Jacob Riis (1849-1914) was born in Denmark and emigrated to America at the age of 21. After several years of poverty, he found work as a police reporter, which took him into the worst of New York's ghettos and tenements. Appalled by the conditions he found there, he began to use the primitivenew flash technology to photograph the dark places that had never before been so graphically exposed. The resulting book, How the Other Half Lives, brought to life an entire reform movement. Riis was a staunch ally in the young Theodore Roosevelt's battle to reform the New York police, breaking thebrutal system of corruption and graft that had prevented the possibility of any real change in poor neighborhoods. Riis's activism involved him in such vital current controversies as hostility toward immigration, the growing gulf between rich and poor, the relative importance of heredity andenvironment, the need for adequate public schools, conflicts between social reform and personal freedom, and police brutality. But at the same time, his life raises some thought-provoking moral questions, because his compassion was flawed by an underlying prejudice; his writings are marred by aclear underlying conviction of the superiority of white Protestants, and he speaks with condescension and occasional scorn of other races and religions. He remained an active reformer all his life, founding a settlement house, writing several more books, most notably The Children of the Poor, andmaintaining a taxing schedule of lecture tours.This biography includes a picture essay of Riis' photographs as well as, 35 black-and-white illustrations, a chronology, further reading, and an index.
Published Reviews
Booklist Review: "Gr. 8-11. Detailed and eloquent, this biography in the Oxford Portraits series draws on primary sources to combine an in-depth portrait of Danish immigrant Riis, a nineteenth-century investigative journalist and photographer, with a close-up view of the social history of his time. The focus is on the tenements and sweatshops that Riis photographed (with newly invented flash techniques) and wrote about in a way that spoke directly to people's hearts. Never adulatory, Pascal is open about Riis' ethnic prejudices, even as she shows his compassionate sketches of individual people. Best of all is the Photo Essay: Riis as a Photographer, which includes nine of Riis' documentary pictures, accompanied by informative captions. A chronology, a bibliography, a list of further readings and Web sites, and sources for quotes are appended. Try this as supplementary material for American history studies. --Hazel Rochman Copyright 2006 Booklist"
From Booklist, Copyright (c) American Library Association. Used with permission.
Additional Information
Series Oxford portraits.
Subjects Riis, Jacob A. -- (Jacob August), -- 1849-1914 -- Juvenile literature.
Social reformers -- New York (State) -- New York -- Biography -- Juvenile literature.

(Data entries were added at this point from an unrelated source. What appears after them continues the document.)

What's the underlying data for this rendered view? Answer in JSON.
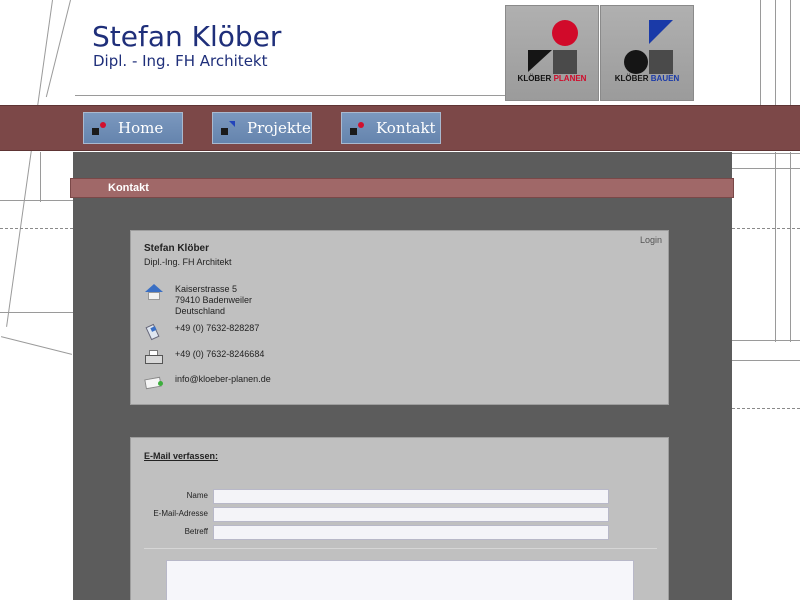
{
  "header": {
    "brand_name": "Stefan Klöber",
    "brand_subtitle": "Dipl. - Ing. FH Architekt",
    "logos": [
      {
        "prefix": "KLÖBER",
        "accent": "PLANEN"
      },
      {
        "prefix": "KLÖBER",
        "accent": "BAUEN"
      }
    ]
  },
  "nav": {
    "items": [
      {
        "label": "Home"
      },
      {
        "label": "Projekte"
      },
      {
        "label": "Kontakt"
      }
    ]
  },
  "section": {
    "title": "Kontakt"
  },
  "contact_card": {
    "login": "Login",
    "name": "Stefan Klöber",
    "title": "Dipl.-Ing. FH Architekt",
    "address_line1": "Kaiserstrasse 5",
    "address_line2": "79410 Badenweiler",
    "address_line3": "Deutschland",
    "phone": "+49 (0) 7632-828287",
    "fax": "+49 (0) 7632-8246684",
    "email": "info@kloeber-planen.de"
  },
  "mail_form": {
    "title": "E-Mail verfassen:",
    "fields": [
      {
        "label": "Name",
        "value": ""
      },
      {
        "label": "E-Mail-Adresse",
        "value": ""
      },
      {
        "label": "Betreff",
        "value": ""
      }
    ],
    "message": ""
  },
  "colors": {
    "brand_blue": "#1f2f7a",
    "navbar": "#7c4848",
    "nav_button": "#6f8db5",
    "section_bar": "#a06868",
    "content_bg": "#5c5c5c",
    "card_bg": "#c0c0c0",
    "logo_red": "#d10a2a",
    "logo_blue": "#1a3aa8"
  }
}
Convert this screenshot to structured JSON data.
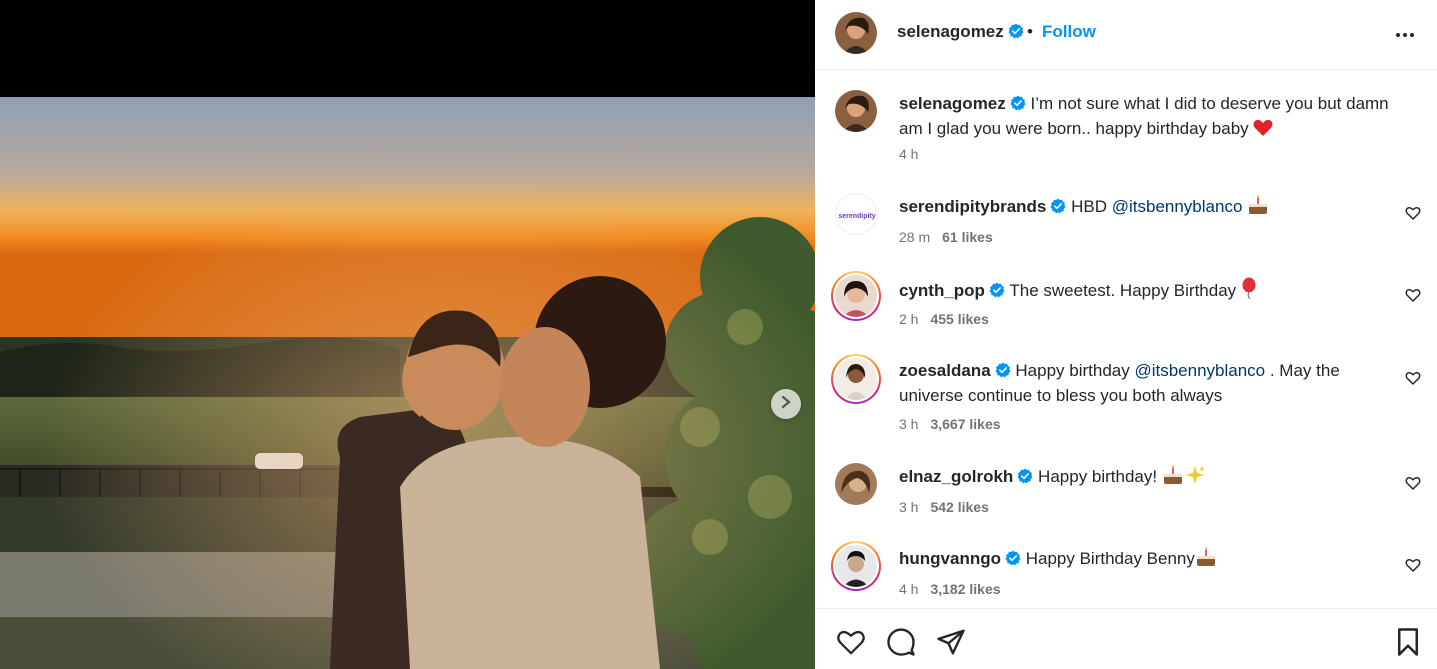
{
  "header": {
    "username": "selenagomez",
    "separator": "•",
    "follow_label": "Follow",
    "more_icon": "more-horizontal-icon"
  },
  "caption": {
    "username": "selenagomez",
    "text": "I’m not sure what I did to deserve you but damn am I glad you were born.. happy birthday baby",
    "emoji": "red-heart",
    "time": "4 h"
  },
  "comments": [
    {
      "username": "serendipitybrands",
      "pre": "HBD ",
      "mention": "@itsbennyblanco",
      "post": " ",
      "emoji": "birthday-cake",
      "time": "28 m",
      "likes": "61 likes",
      "avatar_text": "serendipity"
    },
    {
      "username": "cynth_pop",
      "pre": "The sweetest. Happy Birthday ",
      "mention": "",
      "post": "",
      "emoji": "balloon",
      "time": "2 h",
      "likes": "455 likes"
    },
    {
      "username": "zoesaldana",
      "pre": "Happy birthday ",
      "mention": "@itsbennyblanco",
      "post": " . May the universe continue to bless you both always",
      "emoji": "",
      "time": "3 h",
      "likes": "3,667 likes"
    },
    {
      "username": "elnaz_golrokh",
      "pre": "Happy birthday! ",
      "mention": "",
      "post": "",
      "emoji": "cake-sparkles",
      "time": "3 h",
      "likes": "542 likes"
    },
    {
      "username": "hungvanngo",
      "pre": "Happy Birthday Benny",
      "mention": "",
      "post": "",
      "emoji": "birthday-cake",
      "time": "4 h",
      "likes": "3,182 likes"
    }
  ],
  "actions": {
    "like_icon": "heart-icon",
    "comment_icon": "comment-icon",
    "share_icon": "share-icon",
    "save_icon": "bookmark-icon"
  },
  "colors": {
    "link_blue": "#0095f6",
    "mention_blue": "#00376b",
    "verified_blue": "#0095f6",
    "meta_gray": "#737373"
  }
}
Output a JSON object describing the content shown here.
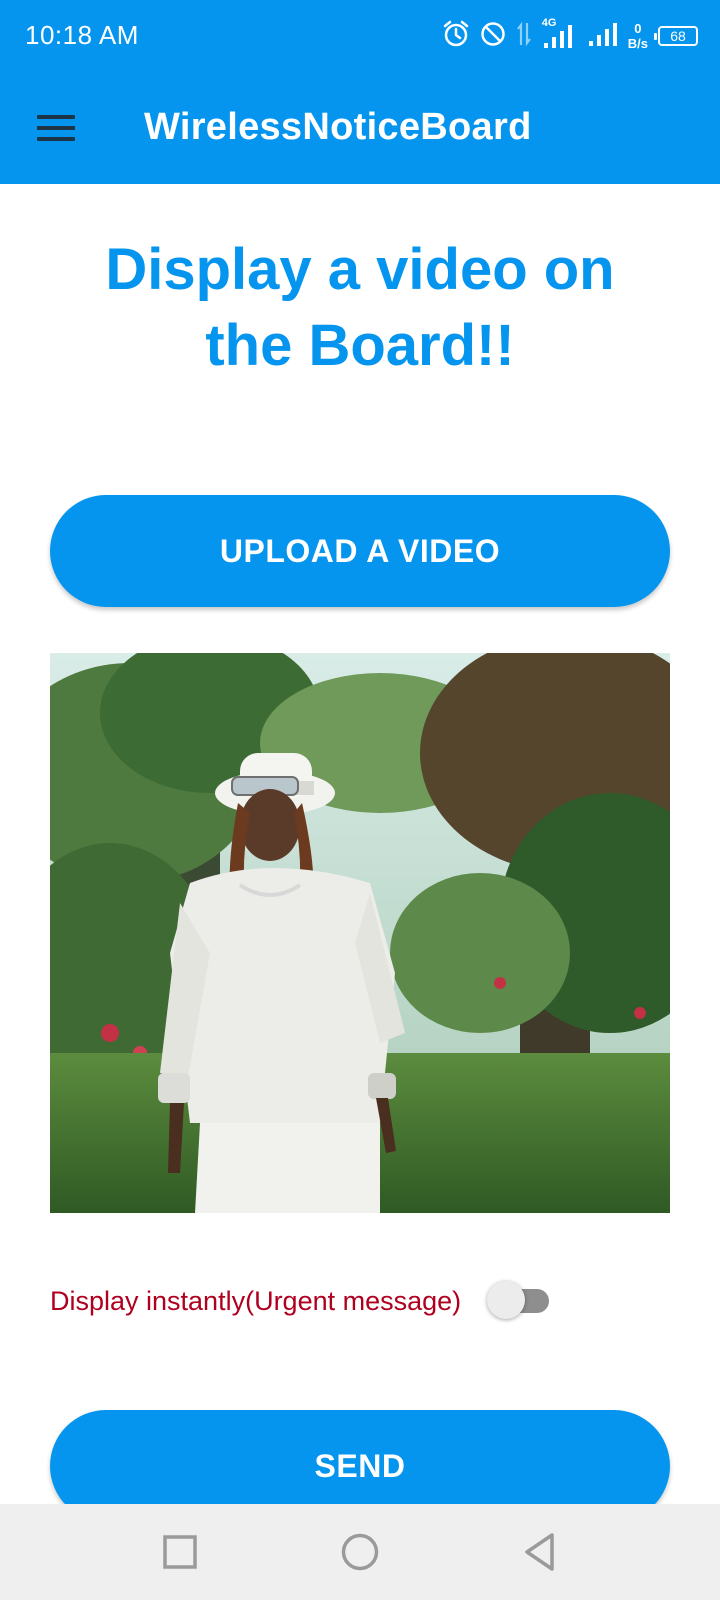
{
  "status_bar": {
    "time": "10:18 AM",
    "network_type": "4G",
    "net_speed_value": "0",
    "net_speed_unit": "B/s",
    "battery": "68",
    "icons": [
      "alarm-icon",
      "do-not-disturb-icon",
      "data-transfer-icon",
      "signal-icon",
      "signal-icon-2",
      "battery-icon"
    ]
  },
  "app_bar": {
    "title": "WirelessNoticeBoard",
    "menu_icon": "hamburger-menu-icon"
  },
  "main": {
    "heading": "Display a video on the Board!!",
    "upload_button_label": "UPLOAD A VIDEO",
    "urgent_label": "Display instantly(Urgent message)",
    "urgent_toggle_on": false,
    "send_button_label": "SEND"
  },
  "nav_bar": {
    "icons": [
      "recents-square-icon",
      "home-circle-icon",
      "back-triangle-icon"
    ]
  },
  "colors": {
    "primary": "#0595ee",
    "white": "#ffffff",
    "urgent_text": "#b00020",
    "nav_bar_bg": "#efefef"
  }
}
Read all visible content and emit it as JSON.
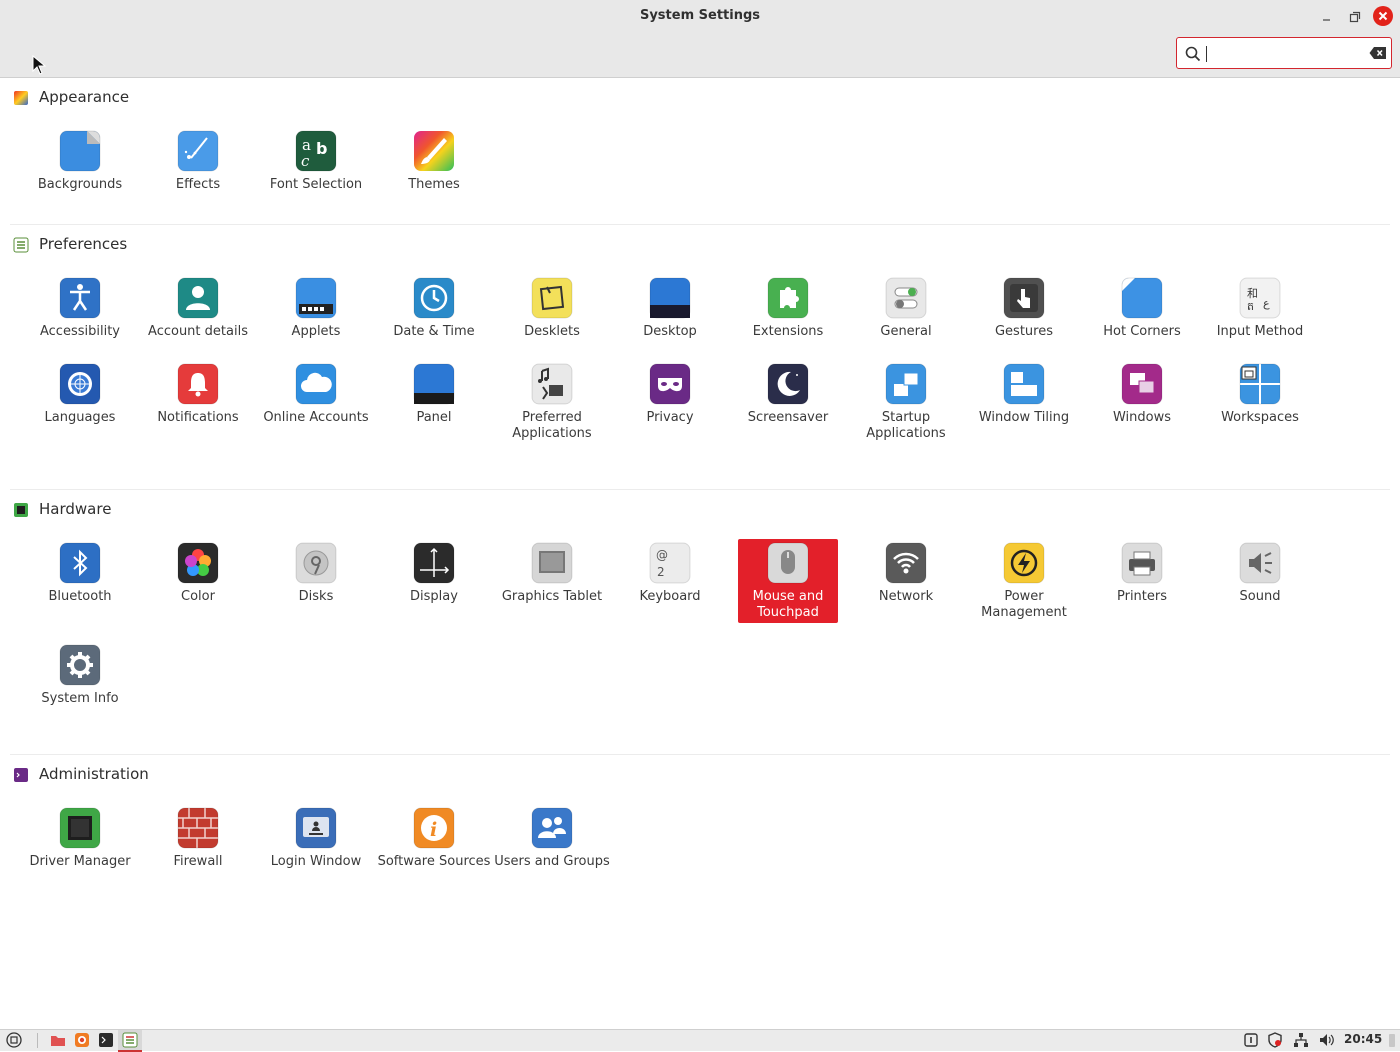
{
  "window": {
    "title": "System Settings"
  },
  "search": {
    "value": "",
    "placeholder": ""
  },
  "sections": [
    {
      "id": "appearance",
      "title": "Appearance",
      "items": [
        {
          "label": "Backgrounds",
          "icon": "backgrounds-icon"
        },
        {
          "label": "Effects",
          "icon": "effects-icon"
        },
        {
          "label": "Font Selection",
          "icon": "font-selection-icon"
        },
        {
          "label": "Themes",
          "icon": "themes-icon"
        }
      ]
    },
    {
      "id": "preferences",
      "title": "Preferences",
      "items": [
        {
          "label": "Accessibility",
          "icon": "accessibility-icon"
        },
        {
          "label": "Account details",
          "icon": "account-details-icon"
        },
        {
          "label": "Applets",
          "icon": "applets-icon"
        },
        {
          "label": "Date & Time",
          "icon": "clock-icon"
        },
        {
          "label": "Desklets",
          "icon": "desklets-icon"
        },
        {
          "label": "Desktop",
          "icon": "desktop-icon"
        },
        {
          "label": "Extensions",
          "icon": "puzzle-icon"
        },
        {
          "label": "General",
          "icon": "toggles-icon"
        },
        {
          "label": "Gestures",
          "icon": "hand-icon"
        },
        {
          "label": "Hot Corners",
          "icon": "hot-corners-icon"
        },
        {
          "label": "Input Method",
          "icon": "input-method-icon"
        },
        {
          "label": "Languages",
          "icon": "globe-icon"
        },
        {
          "label": "Notifications",
          "icon": "bell-icon"
        },
        {
          "label": "Online Accounts",
          "icon": "cloud-icon"
        },
        {
          "label": "Panel",
          "icon": "panel-icon"
        },
        {
          "label": "Preferred Applications",
          "icon": "preferred-apps-icon"
        },
        {
          "label": "Privacy",
          "icon": "mask-icon"
        },
        {
          "label": "Screensaver",
          "icon": "moon-icon"
        },
        {
          "label": "Startup Applications",
          "icon": "startup-icon"
        },
        {
          "label": "Window Tiling",
          "icon": "window-tiling-icon"
        },
        {
          "label": "Windows",
          "icon": "windows-icon"
        },
        {
          "label": "Workspaces",
          "icon": "workspaces-icon"
        }
      ]
    },
    {
      "id": "hardware",
      "title": "Hardware",
      "items": [
        {
          "label": "Bluetooth",
          "icon": "bluetooth-icon"
        },
        {
          "label": "Color",
          "icon": "color-icon"
        },
        {
          "label": "Disks",
          "icon": "disk-icon"
        },
        {
          "label": "Display",
          "icon": "display-icon"
        },
        {
          "label": "Graphics Tablet",
          "icon": "tablet-icon"
        },
        {
          "label": "Keyboard",
          "icon": "keyboard-icon"
        },
        {
          "label": "Mouse and Touchpad",
          "icon": "mouse-icon",
          "selected": true
        },
        {
          "label": "Network",
          "icon": "wifi-icon"
        },
        {
          "label": "Power Management",
          "icon": "power-icon"
        },
        {
          "label": "Printers",
          "icon": "printer-icon"
        },
        {
          "label": "Sound",
          "icon": "speaker-icon"
        },
        {
          "label": "System Info",
          "icon": "gear-icon"
        }
      ]
    },
    {
      "id": "administration",
      "title": "Administration",
      "items": [
        {
          "label": "Driver Manager",
          "icon": "chip-icon"
        },
        {
          "label": "Firewall",
          "icon": "firewall-icon"
        },
        {
          "label": "Login Window",
          "icon": "login-window-icon"
        },
        {
          "label": "Software Sources",
          "icon": "info-icon"
        },
        {
          "label": "Users and Groups",
          "icon": "users-icon"
        }
      ]
    }
  ],
  "taskbar": {
    "clock": "20:45"
  },
  "colors": {
    "accent": "#e3202a",
    "titlebar": "#e8e8e8"
  }
}
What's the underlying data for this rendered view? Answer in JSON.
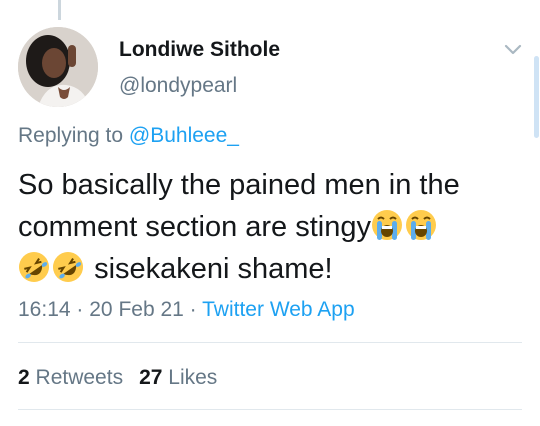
{
  "tweet": {
    "display_name": "Londiwe Sithole",
    "handle": "@londypearl",
    "replying_prefix": "Replying to",
    "replying_to": "@Buhleee_",
    "text_line1": "So basically the pained men in the",
    "text_line2": "comment section are stingy",
    "text_line3": "sisekakeni shame!",
    "emojis": [
      "loudly-crying-face",
      "loudly-crying-face",
      "rolling-on-floor-laughing",
      "rolling-on-floor-laughing"
    ],
    "time": "16:14",
    "date": "20 Feb 21",
    "separator": "·",
    "source": "Twitter Web App"
  },
  "stats": {
    "retweets_count": "2",
    "retweets_label": "Retweets",
    "likes_count": "27",
    "likes_label": "Likes"
  },
  "colors": {
    "link": "#1da1f2",
    "secondary_text": "#657786",
    "primary_text": "#14171a",
    "divider": "#e1e8ed"
  }
}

Photographers -- New York (State) -- New York -- Biography -- Juvenile literature.
Journalists -- New York (State) -- New York -- Biography -- Juvenile literature.
Slums -- New York (State) -- New York -- History -- Juvenile literature.
Tenement houses -- New York (State) -- New York -- History -- Juvenile literature.
New York (N.Y.) -- Social conditions -- Juvenile literature.
Publisher Oxford ; New York :Oxford University Press,2005
Edition 1st ed.
Language English
Description 175 pages : illustrations ; 24 cm.
Bibliography Notes Includes bibliographical references (pages 167-169) and index.
ISBN 0195145275
Other Classic View